Organized Panel Session
Opium revenue has funded the expansion of empire and state making across Asia. Using well-researched historical analysis of opium, this panel interrogates assumptions in scholarly and policy literature about the operation of drug markets in Asia.
One assumption, called the “balloon effect,” is an oft-used analogy to explain changing patterns of drug production. According to this model, a state’s suppression of opium in one area can stimulate production in another. But it’s not clear if this model fits all cases, raising fundamental questions about the processes behind state-led prohibition as well as shifts in patterns of opium cultivation.
A historical view shows shifts in the locus for intensive opium cultivation in Asia. For centuries, it was British India. But in the late 19th and early 20th centuries, China became the region’s major producer. Next, in the second half of the 20th century, intensive production shifted to mainland Southeast Asia, and finally to Afghanistan.

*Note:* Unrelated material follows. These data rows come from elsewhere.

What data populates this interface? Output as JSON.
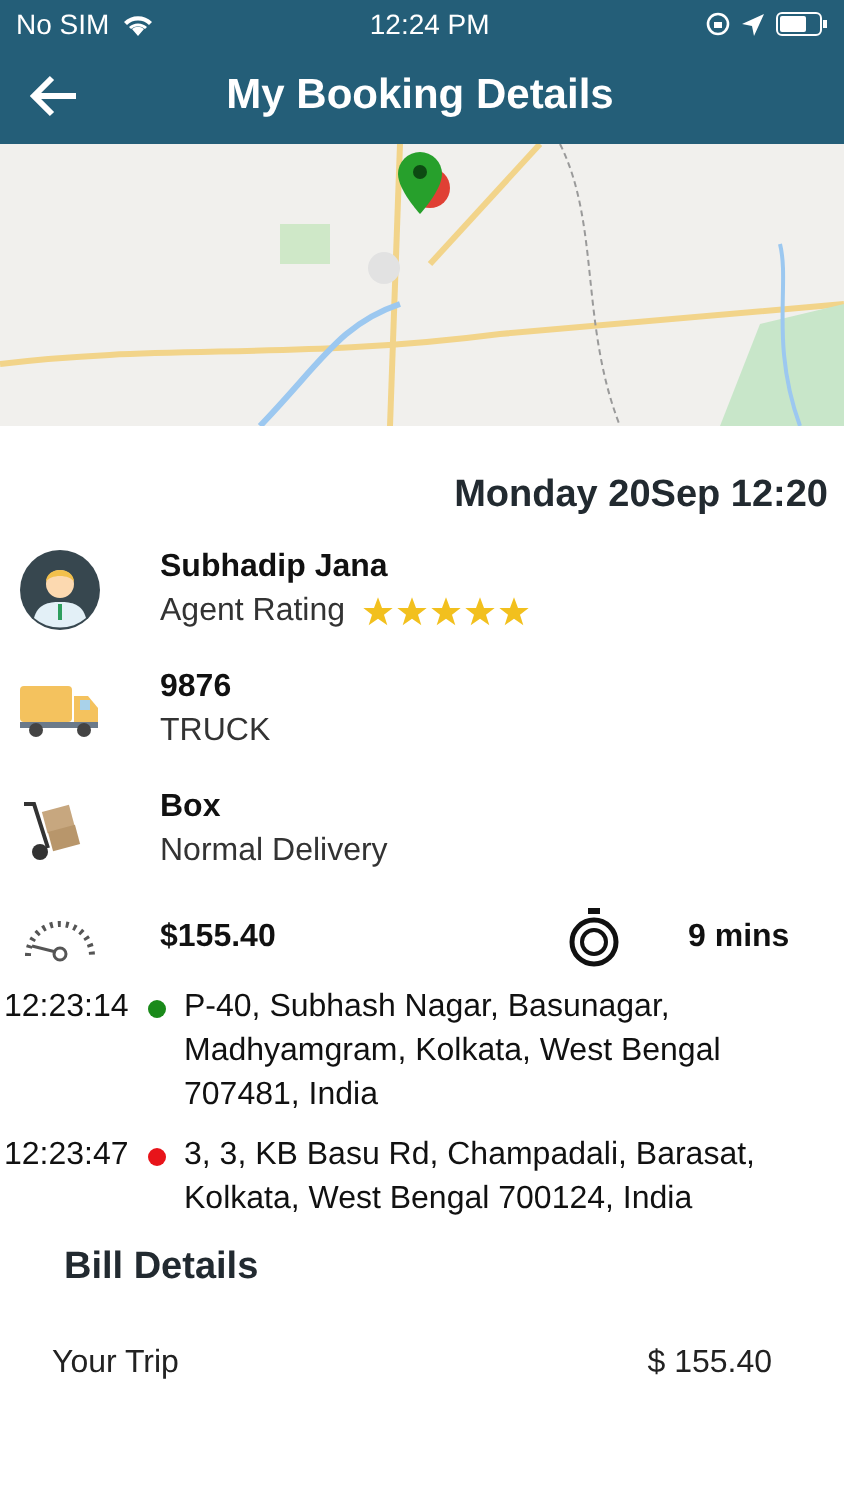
{
  "status_bar": {
    "carrier": "No SIM",
    "time": "12:24 PM"
  },
  "header": {
    "title": "My Booking Details"
  },
  "booking_date": "Monday 20Sep 12:20",
  "agent": {
    "name": "Subhadip Jana",
    "rating_label": "Agent Rating",
    "stars": 5
  },
  "vehicle": {
    "number": "9876",
    "type": "TRUCK"
  },
  "package": {
    "name": "Box",
    "delivery": "Normal Delivery"
  },
  "fare": "$155.40",
  "duration": "9 mins",
  "stops": [
    {
      "time": "12:23:14",
      "color": "#1a8a1a",
      "address": "P-40, Subhash Nagar, Basunagar, Madhyamgram, Kolkata, West Bengal 707481, India"
    },
    {
      "time": "12:23:47",
      "color": "#e8141a",
      "address": "3, 3, KB Basu Rd, Champadali, Barasat, Kolkata, West Bengal 700124, India"
    }
  ],
  "bill": {
    "title": "Bill Details",
    "lines": [
      {
        "label": "Your Trip",
        "amount": "$ 155.40"
      }
    ]
  }
}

But most scholarship on opium focuses on the India to China trade during the colonial period.
To better grasp the operation of drug markets, this panel examines their emergence and the factors that shape their evolution. This panel’s papers draw on cases from Afghanistan and Southeast Asia and provides analysis of local, regional and global-level factors and their impact on farmers, states and traffickers. Our historical-comparative analysis will provide both new perspectives on the blurred relations between licit/illicit drug markets and insights about the connections between state-building and opium cultivation.